Thousands of elderly people are being forced to have tubes fitted so they can be artificially fed if they want to be admitted to a care home, a major report warns today.
There is no evidence that tube feeding prolongs life, and it deprives patients of the pleasure and social contact involved in normal eating and drinking, says a Royal College of Physicians working group which recommends that artificial nutrition should only be used as a last resort.
The report found that many care homes across the country are making it a condition of residence that people, often in the advanced stages of dementia, have a tube fitted into their abdomen.
"This is an invasive procedure with a risk, so it should not be undertaken lightly," said Dr Rodney Burnham, chair of the working group. "One of the concerns we had was that we felt in many places there were cases where this was done without proper thought.
"This is a widespread problem.
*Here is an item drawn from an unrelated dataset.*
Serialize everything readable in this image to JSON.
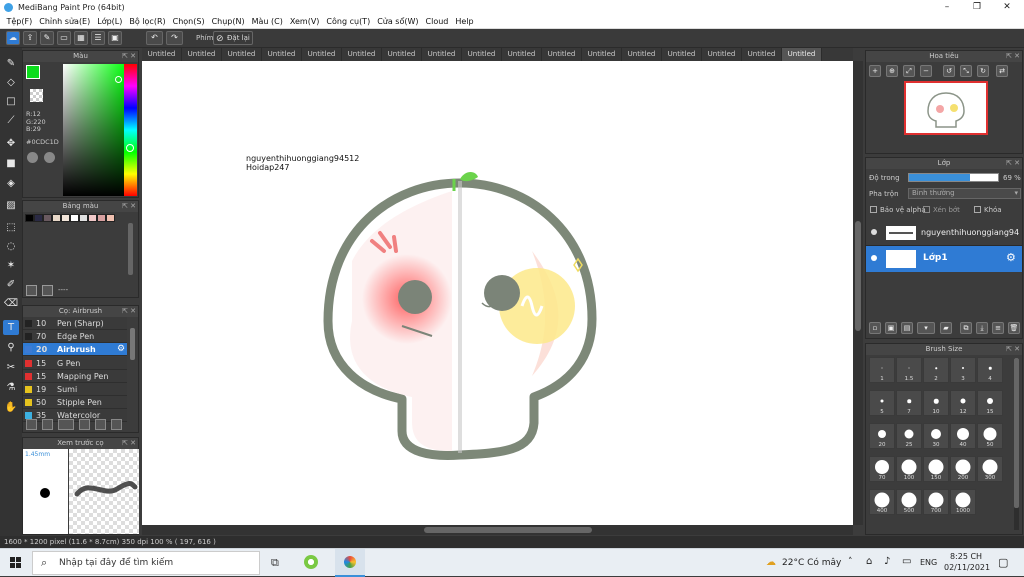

Many care homes say they will not take a patient until they have had a gastrostomy. There is no reason for them to do that. They should have nursing support."